This timeless saying has been articulated through millions of mouths over the years and it still rings as true as ever. Summer months are well-known to sway people to be more adventurous, to take advantage of the longer hours of daylight and the overall inspiration that it brings. However, you’re obviously not the only lone ranger with thoughts of a road trip and swimming suits on your mind.
Chris Simon, a partner at The Simon Law Firm in Atlanta, Georgia, has chosen to share some thought-provoking pointers for how to take the needed precautions to put yourself in a smarter situation before heading out this summer. These are wise steps to follow in order to educate yourself before a car accident or after to minimize the damage.
DC Life Magazine: If I’m in an accident, can I truly count on my insurer to have my back?
Christopher Simon: Not unless your position fits with what benefits them the most financially. For example, if you got the ticket but claim it wasn’t your fault, they will likely not support you and pay the other driver’s claim.
DC: Even in circumstances when they should, many people are scared to hire an attorney because this sets off the “money alarm”. What would you say to these people?
CS: Better safe than sorry. There are a lot of honest lawyers out there who are not just in it for the money. Look for one who does not advertise and use your instincts when you interview them.
DC: Can you share any tricks to help get and keep one’s car insurance rates lower, even if you’ve had minor accidents?
CS: Raise your property damage deductible to at least $1,000 or higher. Don’t turn in small claims like cracked windshields or door dings as these claims raise rates. Make sure you are rated at the miles you actually drive and if you are about to have a teenage driver, sit down with a lawyer to discuss selling them the car and opening their own separate insurance policy.
Long before an accident occurs, give yourself a car insurance and a car checkup.
1. Look at the policy declarations page and make sure you have a liability policy coverage at a figure close to your annual salary. If you make $50,000 a year, then you need a $50,000/$100,000 liability policy.
2. Call your agent or the company and tell them that the rates are too high and that you are shopping around to raise your coverage as we describe in one above. You can cancel car insurance with one company and start with another at any time. You can play them just like a cable company. It never hurts to ask. Tell your agent that you want uninsured motorist coverage in an amount equal to the liability coverage and that you want the kind that stacks on the at-fault driver. This protects you against injuries or damages from drivers with no or minimal insurance.

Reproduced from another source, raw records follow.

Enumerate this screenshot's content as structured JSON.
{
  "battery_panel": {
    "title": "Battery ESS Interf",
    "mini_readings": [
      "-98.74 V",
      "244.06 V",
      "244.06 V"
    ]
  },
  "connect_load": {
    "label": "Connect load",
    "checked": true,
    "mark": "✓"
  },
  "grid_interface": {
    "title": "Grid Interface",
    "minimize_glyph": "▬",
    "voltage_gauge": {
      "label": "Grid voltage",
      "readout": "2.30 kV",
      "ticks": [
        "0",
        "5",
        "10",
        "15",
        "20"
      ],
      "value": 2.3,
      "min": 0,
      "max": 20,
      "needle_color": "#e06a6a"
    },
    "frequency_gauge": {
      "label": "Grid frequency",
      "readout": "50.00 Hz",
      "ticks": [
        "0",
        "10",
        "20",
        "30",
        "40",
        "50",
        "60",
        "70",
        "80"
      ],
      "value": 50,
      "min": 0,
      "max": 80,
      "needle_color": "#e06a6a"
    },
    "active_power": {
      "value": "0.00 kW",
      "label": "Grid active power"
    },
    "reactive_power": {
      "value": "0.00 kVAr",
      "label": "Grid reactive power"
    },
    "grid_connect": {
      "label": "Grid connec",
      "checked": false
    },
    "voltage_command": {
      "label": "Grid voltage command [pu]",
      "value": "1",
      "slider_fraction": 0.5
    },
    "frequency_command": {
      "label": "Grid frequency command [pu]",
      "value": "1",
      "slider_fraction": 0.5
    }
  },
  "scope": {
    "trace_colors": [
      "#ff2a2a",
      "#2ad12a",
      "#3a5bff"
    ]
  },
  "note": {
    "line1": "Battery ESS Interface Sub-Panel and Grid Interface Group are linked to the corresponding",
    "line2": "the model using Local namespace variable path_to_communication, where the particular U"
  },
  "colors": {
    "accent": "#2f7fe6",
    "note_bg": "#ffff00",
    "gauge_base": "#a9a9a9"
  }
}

3. Check your tires and your brakes at a reliable shop. Those are the components that will stop you in an emergency.
Now let’s discuss what to do if you are in a wreck and do not need immediate medical attention. Here are 5 steps every driver should take in the immediate aftermath.

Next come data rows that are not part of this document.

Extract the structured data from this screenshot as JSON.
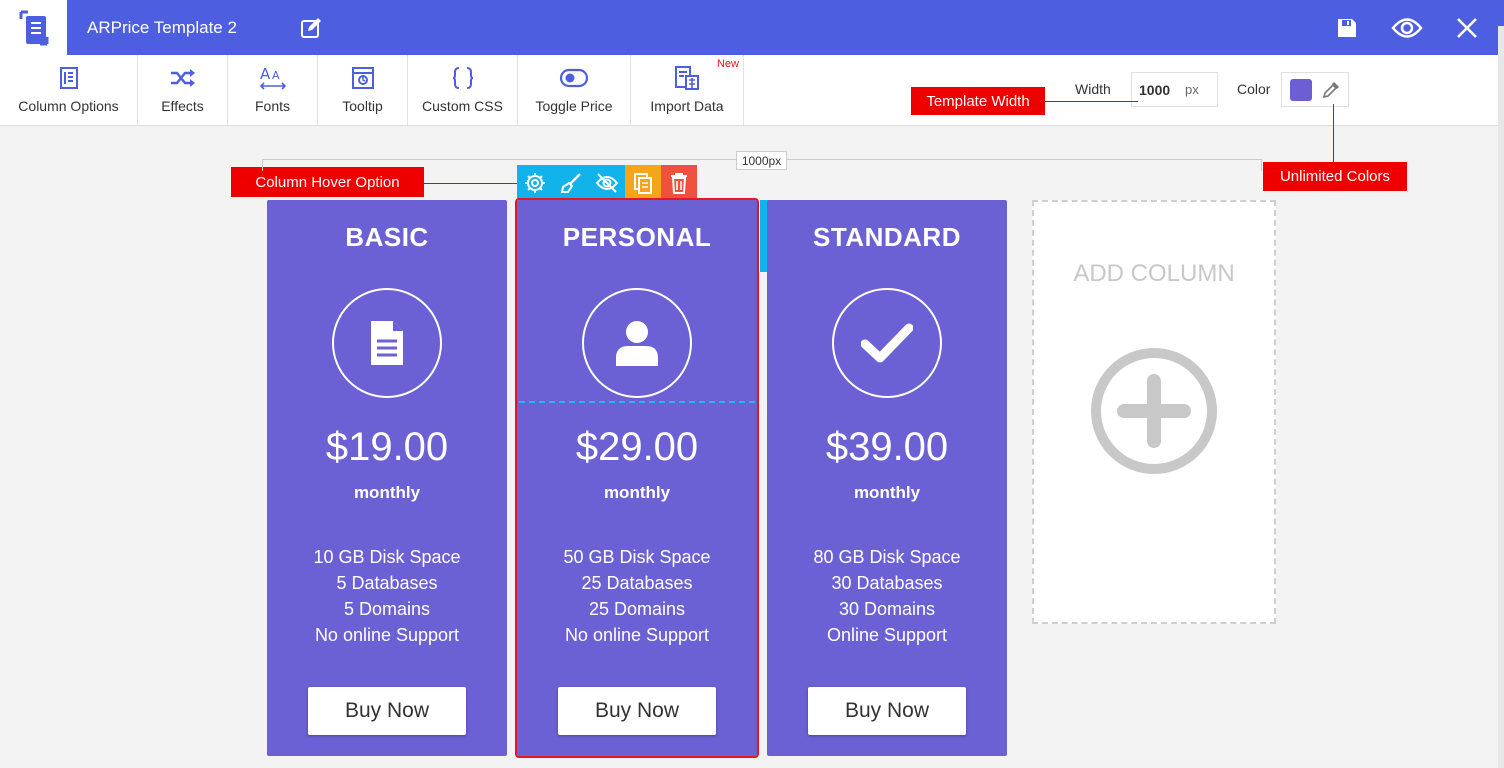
{
  "header": {
    "title": "ARPrice Template 2",
    "bg_color": "#4d5fe0",
    "icons": [
      "logo-icon",
      "edit-icon",
      "save-icon",
      "preview-icon",
      "close-icon"
    ]
  },
  "toolbar": {
    "items": [
      {
        "label": "Column Options",
        "icon": "column-options-icon"
      },
      {
        "label": "Effects",
        "icon": "shuffle-icon"
      },
      {
        "label": "Fonts",
        "icon": "fonts-icon"
      },
      {
        "label": "Tooltip",
        "icon": "tooltip-icon"
      },
      {
        "label": "Custom CSS",
        "icon": "braces-icon"
      },
      {
        "label": "Toggle Price",
        "icon": "toggle-icon"
      },
      {
        "label": "Import Data",
        "icon": "import-icon",
        "badge": "New"
      }
    ],
    "width_label": "Width",
    "width_value": "1000",
    "width_unit": "px",
    "color_label": "Color",
    "color_value": "#6b5fd3"
  },
  "callouts": {
    "template_width": "Template Width",
    "unlimited_colors": "Unlimited Colors",
    "column_hover": "Column Hover Option"
  },
  "ruler": {
    "label": "1000px"
  },
  "columns": [
    {
      "title": "BASIC",
      "icon": "document-icon",
      "price": "$19.00",
      "period": "monthly",
      "features": [
        "10 GB Disk Space",
        "5 Databases",
        "5 Domains",
        "No online Support"
      ],
      "button": "Buy Now"
    },
    {
      "title": "PERSONAL",
      "icon": "user-icon",
      "price": "$29.00",
      "period": "monthly",
      "features": [
        "50 GB Disk Space",
        "25 Databases",
        "25 Domains",
        "No online Support"
      ],
      "button": "Buy Now"
    },
    {
      "title": "STANDARD",
      "icon": "check-icon",
      "price": "$39.00",
      "period": "monthly",
      "features": [
        "80 GB Disk Space",
        "30 Databases",
        "30 Domains",
        "Online Support"
      ],
      "button": "Buy Now"
    }
  ],
  "add_column": {
    "label": "ADD COLUMN"
  },
  "colors": {
    "column_bg": "#6c61d4",
    "accent_blue": "#12b3eb",
    "callout_red": "#ee0000"
  }
}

1. Before the cars move off the road, take pictures from your seat showing the relative positions of the vehicles. This helps with swearing contests down the road about who came from where.
2. Try to be the first to speak to the officer. Officers frequently make up their mind on what happened when they hear the first version that gibes with the physical damage.
3. After the cars are moved take pictures of the damage to both vehicles. If there is ever an injury claim, insurance carriers often take blurry, tightly framed pictures of the damage to get a jury to think the damage was not bad.
4. Insist on going to a repair shop that you choose instead of the one suggested by the insurance company because insurers have repeat business leverage over certain shops on issues regarding replacement part and what is deemed related.
5. Do not go to the emergency room unless it’s a serious injury. The ER is designed to save lives and deal with real emergencies, not sprained wrists. Go to a reputable urgent care center nearby. This will typically cost $130 out-of-pocket because urgent care will not bill Health insurance after a crash.You will be in and out within an hour. Down the road, if the medical condition worsens you can always go see a specialist. If you go to the emergency room you will be waiting for 2 to 3 hours and you will have a minimum $1,500 bill. Even though health insurance will pay everything but the deductible, the amount of time, effort and money you spend in the end only makes the emergency room worthwhile for serious medical issues.
You can get in touch here: http:// https://www.christophersimon.com/